ROCKLAND — Knox County Sheriff Tim Carroll has been tapped to be Rockland’s next police chief.

“This is a huge win for Rockland,” Rockland City Manager Tom Luttrell said Thursday, June 30.

Carroll said he was excited to rejoin a department where he started his law enforcement career.

“I may live two miles from the city but when I tell people where I’m from, I say Rockland,” Carroll said. “Rockland is a great place to live and raise a family.”

The city had re-advertised the chief vacancy following the second unsuccessful search effort earlier in June. The sheriff approached the city manager, Luttrell said. There were two candidates for the third round, Carroll was interviewed Wednesday night and the second candidate withdrew.

Carroll said he wants to focus on law enforcement and will work to retain and attract officers to the department and address its staffing needs. Maine sheriff’s oversee both patrol divisions and the jails. Carroll has been praised for his efforts to provide services to people incarcerated in the Knox Jail so they will have a better chance to succeed upon their being released.

Born in Camden, Carroll moved to Mount Desert Island when his father was named police chief of Southwest Harbor.

Carroll attended MDI schools and graduated from the University of Maine with a degree in law enforcement. His first official police position began in Rockland in 1991 — on the evening of his 21st birthday.

From there, he worked on the Bar Harbor Police force for four years, then joined the Maine Marine Patrol, serving in Stonington, and after nine years returned to Rockland.

In 2004, after marrying Heidi Kolmosky, he went to work in the family business at Fuller’s auto dealership as business manager. In a 2014 interview with The Courier-Gazette, he said despite enjoying the family connection, he wanted to return to law enforcement.

He joined the Knox County Sheriff’s Office and served as chief deputy for seven years under Sheriff Donna Dennison.

Carroll graduated from the FBI Academy in 2018.

He received the outstanding bravery award from the Waldo County Law Enforcement Association for saving the life of Jennifer Knowlton June 28, 1997, and was awarded the Lifesaving Medal by the Bureau of Marine Patrol “for action above and beyond the call of duty in effecting the rescue and the saving of a life” and was named Marine Patrol Officer of the Year in 2001.

The Rockland City Council will need to formally confirm the appointment of Carroll. The Council is scheduled to vote on confirmation at a meeting that begins 5:30 p.m. Wednesday, July 6. Carroll plans to begin the chief’s job in Monday, July 11.

He will succeed Christopher Young who left in November 2021 for a job in the private sector. Deputy Chief Joel Neal has served as interim chief since Young’s departure.

The 52-year-old sheriff said he hopes he can retire from law enforcement as Rockland chief.

His departure from the sheriff’s office will mean Chief Deputy Patrick Polky will be sheriff until the governor names a replacement.
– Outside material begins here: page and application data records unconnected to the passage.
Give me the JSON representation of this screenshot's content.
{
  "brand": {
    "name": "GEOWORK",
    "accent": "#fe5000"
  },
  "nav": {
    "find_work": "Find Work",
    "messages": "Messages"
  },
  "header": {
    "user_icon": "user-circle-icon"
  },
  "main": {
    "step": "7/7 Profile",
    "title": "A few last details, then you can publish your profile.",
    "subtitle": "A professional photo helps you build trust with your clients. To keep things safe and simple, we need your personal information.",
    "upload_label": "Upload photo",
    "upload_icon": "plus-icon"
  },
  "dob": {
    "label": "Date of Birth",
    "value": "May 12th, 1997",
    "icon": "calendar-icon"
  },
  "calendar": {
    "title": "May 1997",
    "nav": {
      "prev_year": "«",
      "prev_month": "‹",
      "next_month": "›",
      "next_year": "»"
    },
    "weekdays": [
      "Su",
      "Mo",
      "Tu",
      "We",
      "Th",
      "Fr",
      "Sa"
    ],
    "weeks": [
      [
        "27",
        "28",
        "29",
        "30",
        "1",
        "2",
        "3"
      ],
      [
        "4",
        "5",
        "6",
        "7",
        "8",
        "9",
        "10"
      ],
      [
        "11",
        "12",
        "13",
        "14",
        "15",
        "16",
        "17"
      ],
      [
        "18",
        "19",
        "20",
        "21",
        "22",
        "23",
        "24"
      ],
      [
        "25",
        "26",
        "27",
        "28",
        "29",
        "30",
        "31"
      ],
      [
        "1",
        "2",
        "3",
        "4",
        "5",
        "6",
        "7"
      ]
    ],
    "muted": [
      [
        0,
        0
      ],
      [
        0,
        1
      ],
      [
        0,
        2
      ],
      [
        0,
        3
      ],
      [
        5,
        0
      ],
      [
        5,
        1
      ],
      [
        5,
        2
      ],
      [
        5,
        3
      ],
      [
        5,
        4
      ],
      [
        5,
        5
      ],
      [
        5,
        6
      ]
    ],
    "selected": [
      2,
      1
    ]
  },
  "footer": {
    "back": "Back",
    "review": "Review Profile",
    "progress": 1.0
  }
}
Under state law, the Knox County Democratic Committee gets to make a recommendation to the governor to fill the position until the next election, which is in November, since Carroll is a Democrat.

Since Carroll was to be uncontested on the November ballot, the Democrats will be able to offer a replacement candidate on the November ballot.
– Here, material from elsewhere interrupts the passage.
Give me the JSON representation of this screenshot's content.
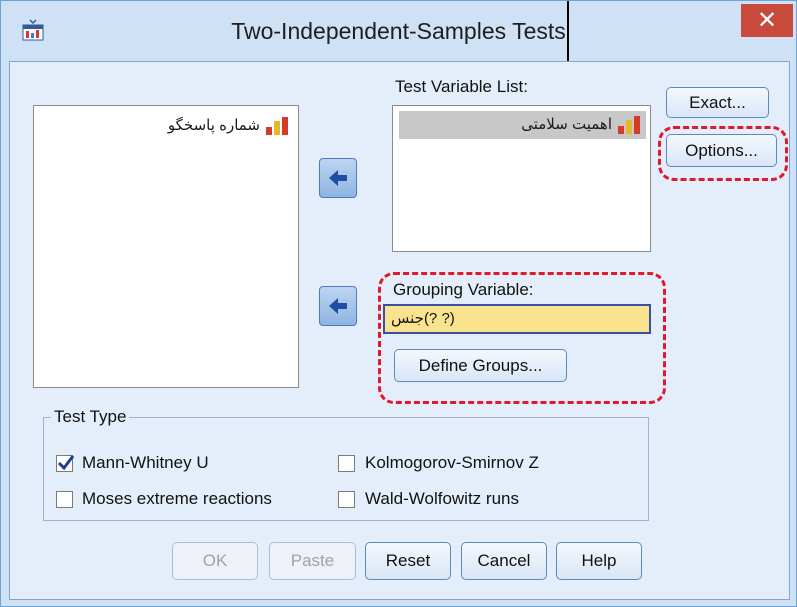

The sheriff said Polky is interested in the sheriff’s post. He said Polky is a Democrat. The term for sheriff is for four years.
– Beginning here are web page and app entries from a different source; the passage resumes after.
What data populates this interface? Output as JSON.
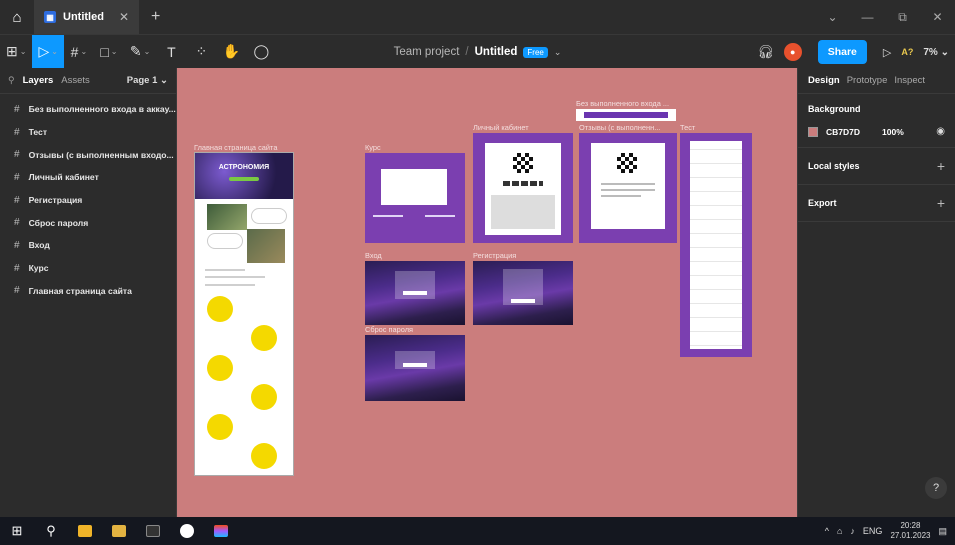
{
  "titlebar": {
    "tab_title": "Untitled",
    "tab_close": "✕",
    "new_tab": "+",
    "window_controls": [
      "⌄",
      "—",
      "⧉",
      "✕"
    ]
  },
  "toolbar": {
    "tools": [
      {
        "icon": "main-menu-icon",
        "glyph": "⊞",
        "has_dropdown": true
      },
      {
        "icon": "move-tool-icon",
        "glyph": "▷",
        "has_dropdown": true,
        "active": true
      },
      {
        "icon": "frame-tool-icon",
        "glyph": "#",
        "has_dropdown": true
      },
      {
        "icon": "shape-tool-icon",
        "glyph": "□",
        "has_dropdown": true
      },
      {
        "icon": "pen-tool-icon",
        "glyph": "✎",
        "has_dropdown": true
      },
      {
        "icon": "text-tool-icon",
        "glyph": "T"
      },
      {
        "icon": "resources-icon",
        "glyph": "⁘"
      },
      {
        "icon": "hand-tool-icon",
        "glyph": "✋"
      },
      {
        "icon": "comment-tool-icon",
        "glyph": "◯"
      }
    ],
    "team": "Team project",
    "separator": "/",
    "file_name": "Untitled",
    "plan_badge": "Free",
    "share_label": "Share",
    "ask_label": "A?",
    "zoom": "7%"
  },
  "left_panel": {
    "tabs": {
      "layers": "Layers",
      "assets": "Assets"
    },
    "page": "Page 1",
    "layers": [
      "Без выполненного входа в аккау...",
      "Тест",
      "Отзывы (с выполненным входо...",
      "Личный кабинет",
      "Регистрация",
      "Сброс пароля",
      "Вход",
      "Курс",
      "Главная страница сайта"
    ]
  },
  "canvas": {
    "background": "#CB7D7D",
    "frame_labels": {
      "main": "Главная страница сайта",
      "course": "Курс",
      "cabinet": "Личный кабинет",
      "no_login": "Без выполненного входа ...",
      "reviews": "Отзывы (с выполненн...",
      "test": "Тест",
      "login": "Вход",
      "register": "Регистрация",
      "reset": "Сброс пароля"
    },
    "hero_title": "АСТРОНОМИЯ"
  },
  "right_panel": {
    "tabs": [
      "Design",
      "Prototype",
      "Inspect"
    ],
    "background_title": "Background",
    "background_hex": "CB7D7D",
    "background_opacity": "100%",
    "local_styles": "Local styles",
    "export": "Export",
    "help": "?"
  },
  "taskbar": {
    "language": "ENG",
    "time": "20:28",
    "date": "27.01.2023"
  }
}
Polky issued a statement late Thursday.

“Sheriff Timothy Carroll’s announcement to resign his position as sheriff of Knox County is as much a shock to me as it is to many of you. I understand Sheriff Carroll’s reasons and wish him the absolute best in his new chosen path! He is working with local, county and state officials with regard to his resignation and will likely have more information to provide in the coming days.

“Anytime an organization experiences a transition like this, there are feelings of anxiety and uncertainty. I, too, am experiencing these feelings, but my military experience taught me to keep moving forward and performing at my very best. As chief deputy, I have remained prepared to step in for the sheriff at any time; I will ensure that you all continue to receive the same service and stability for as long as I am afforded the opportunity,” Polky said.